The NCPA operates and maintains a total of 38 gauges, including: seven reservoir sites (reporting sub-minute real-time operational data and daily midnight contents), five AVM pipe discharge sites (reporting real-time discharge and daily average flow), 10 stream stage/discharge sites (some with weirs, some natural control), a few piezometer sites, several temperature gauges, and some calculated flow sites based on power output or elevation over a spillway or sporadic elevation reads. The NCPA has a wide deployment of WaterLog H-350XL pressure measurement systems and other pressure transducers. Most of its data is recorded on WaterLog H-500 systems, with backup data supplied by its SCADA system if needed.
As the NCPA’s water accounting solution, AQUARIUS is used to manage all official water records that the NCPA formally submits to the USGS. “AQUARIUS is the repository for all of our discharge measurements. Its data management capabilities are hugely beneficial,” noted the NCPA. “We use AQUARIUS to work our records to the USGS standards and their quality control mechanisms.”
The NCPA must stay compliant to a number of FERC license terms and conditions. As previously mentioned, it must meet minimum stream and fish flows. The Agency is also obligated to maintain reservoirs at specific levels, which change depending on the time of year. And FERC is just one of many entities with regulations that the NCPA must follow. For example, the California Department of Fish and Game regulates ramping rates (how quickly gauging sites can increase or decrease).
The AQUARIUS Reporting toolbox allows customers of Aquatic Informatics to generate reports from a large list of templates, including the USGS Primary Computation Record. Reports can also be tailored and customized to match specific needs and regulatory reporting requirements.
“We need to maintain accurate and defensible records to prove that we are meeting all of our regulatory requirements. We use AQUARIUS to manage all of the data that we use for compliance purposes, to justify and maintain that we are operating in accordance with our license terms,” noted Randy Bowersox, Manager, Hydroelectric Facilities at the NCPA. “While our previous solution had a dozen commands, AQUARIUS is much more powerful.

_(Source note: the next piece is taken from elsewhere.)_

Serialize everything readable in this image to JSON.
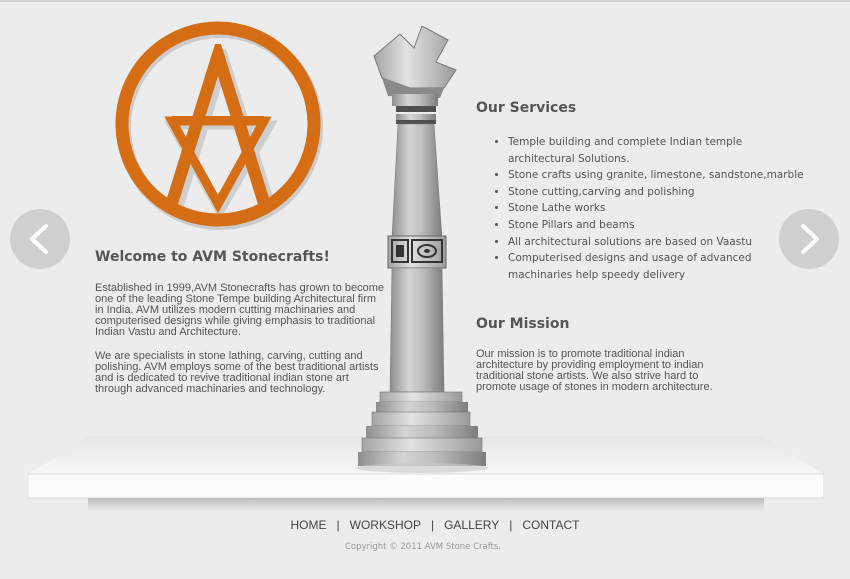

We can produce a better record in less time. With AQUARIUS, we get a lot better visualization, a slew of additional tools, and the ability to streamline our reporting functions and share data. The AQUARIUS rating tool is particularly impressive and useful.”
Prior to deploying AQUARIUS, the NCPA developed rating curves using the traditional paper and pen method, which is time consuming and arduous, and often involves re-drawing entire curves.
“We have a much better handle on our ratings curves now with AQUARIUS. It’s just so much easier to look at how our current meter measurements compare to the active ratings and shifts. We can instantaneously create new ratings or apply shifts if measurements consistently deviate from a curve,” reported the NCPA. “The rating curves we build in AQUARIUS are used for our data analysis and reporting up to the USGS. We also import our rating curves into our SCADA system to support our day to day operations. Having accurate rating curves is very valuable to us and AQUARIUS has streamlined that process.”
One of the primary users of AQUARIUS is Matthew Parker, Civil Engineer, Hydroelectric Operations with the NCPA. “For the NCPA, the most important purpose for AQUARIUS is to interface with the USGS,” emphasized Matthew Parker. “With AQUARIUS, I am building rating curves with the same tools used by the USGS, allowing me to follow their standards.”
Matthew Parker anticipates a future where paper reports are replaced by electronic reporting. “Paperless water records review may be just over the horizon since we are now using the same water data management platform as the USGS. I can envision the day when the NCPA and USGS merely share digital AQUARIUS files. It’s exciting to think of the potential efficiencies to be gained.”